The narrative can occasionally be difficult to follow as Gilliam keeps wrongfooting us. Constantly playing tricks through several twists and turns, this sci-fi thriller reminds me of classic Hitchcock movies. Maybe not coincidentally, the director includes a sequence of Cole and Rally hiding in a movie theatre where Vertigo (1958) is playing. Later in this movie, Gilliam has Cole replay the same story depicted in Vertigo, with the same score playing over the sequence. Is Gilliam having mischievous fun, or does it signify how Cole’s life is caught between the reels of a movie going back and forth between past to present? Either way, the cinema screen is Gilliam’s canvas and he knows how to paint a mad and ironic tragedy.
The unnerving score by Paul Buckmaster adds a sense of anxiety that’s also very important for the storytelling. The unconventional editing also helps engage, with its constantly shifting tones. Gilliam uses this sci-fi tale to tackle love, regret, fear, and anger…. but presents things in a manner not everyone will enjoy. However, unlike Brazil (1985), Twelve Monkeys is easier to follow and has a plot that holds together better. Having not seen Twelve Monkeys in over 15 years, returning to it with fresher eyes, several scenes may have dated, but it’s still a fantastic movie about altered perspectives and the absurd journey we’re all making through time.
For the first time, Arrow Video provide a new 4k scan of Twelve Monkeys. The film will never be perfectly sharp and crisp, due to Gilliam shooting the majority of his scenes with a filter that replicated a dreamlike haze. While in motion, it’s a smooth looking picture, although it does retain the rich grain texture of film stock that adds a slight noisiness to the image.
Details in the production design are enhanced incredibly here, especially the steampunk-inspired futurism. Each object contributes to Gilliam’s desired effect and effectively enhances his surreal atmosphere. Close up scenes are vivid with facial definition and the city scenery shows prominent textures on the buildings. The colour palette is dull and dreary, jumping from a rustic orange when in the underground future to the strikingly high contrast during Cole’s flashbacks.
The DTS-HD Master Audio 5.1 soundtrack adds to Gilliam’s bizarre imagery. Bursts of steam through underground tunnels discreetly jump from speaker to speaker. In several moments voices swirl around immersing us in Cole’s twisted perspective. One brief battlefield scene with bullets and mortar shells taking over the soundstage is definitely a highlight of this DTS-HD mix. The dialogue is clear and precise, although several crowded locations (a city, an airport) could possibly have been filled with more ambience. Bass delivers some healthy moments of low frequency, while Buckmaster’s original score has some potent moments.
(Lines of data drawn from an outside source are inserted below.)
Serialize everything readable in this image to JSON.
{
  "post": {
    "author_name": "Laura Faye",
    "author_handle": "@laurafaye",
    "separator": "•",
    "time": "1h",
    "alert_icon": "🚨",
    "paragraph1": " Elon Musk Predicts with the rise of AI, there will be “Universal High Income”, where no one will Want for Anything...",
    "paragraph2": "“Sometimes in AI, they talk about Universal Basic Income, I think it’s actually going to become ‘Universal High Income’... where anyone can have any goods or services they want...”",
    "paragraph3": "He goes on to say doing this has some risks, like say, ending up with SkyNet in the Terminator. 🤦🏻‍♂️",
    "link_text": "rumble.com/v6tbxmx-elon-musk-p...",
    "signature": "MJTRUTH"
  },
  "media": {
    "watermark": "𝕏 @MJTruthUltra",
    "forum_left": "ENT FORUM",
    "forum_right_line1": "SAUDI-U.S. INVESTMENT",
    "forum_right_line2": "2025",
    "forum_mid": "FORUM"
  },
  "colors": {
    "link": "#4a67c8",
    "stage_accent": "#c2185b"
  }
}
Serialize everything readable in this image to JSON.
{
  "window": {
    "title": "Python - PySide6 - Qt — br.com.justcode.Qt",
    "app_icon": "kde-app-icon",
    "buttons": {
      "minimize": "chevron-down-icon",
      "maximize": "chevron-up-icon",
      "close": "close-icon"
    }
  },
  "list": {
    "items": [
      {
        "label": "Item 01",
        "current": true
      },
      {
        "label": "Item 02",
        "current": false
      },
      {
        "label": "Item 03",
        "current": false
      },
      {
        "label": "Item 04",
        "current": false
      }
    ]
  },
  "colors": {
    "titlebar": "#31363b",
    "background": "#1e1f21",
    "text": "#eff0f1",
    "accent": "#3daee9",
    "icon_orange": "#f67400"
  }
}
The extras are a little disappointing for an Arrow release, sadly.
director: Terry Gilliam.
writers: David Peoples & Janet Peoples (based on ‘La Jetée’ by Chris Marker).
starring: Bruce Willis, Madeleine Stowe, Brad Pitt & Christopher Plummer.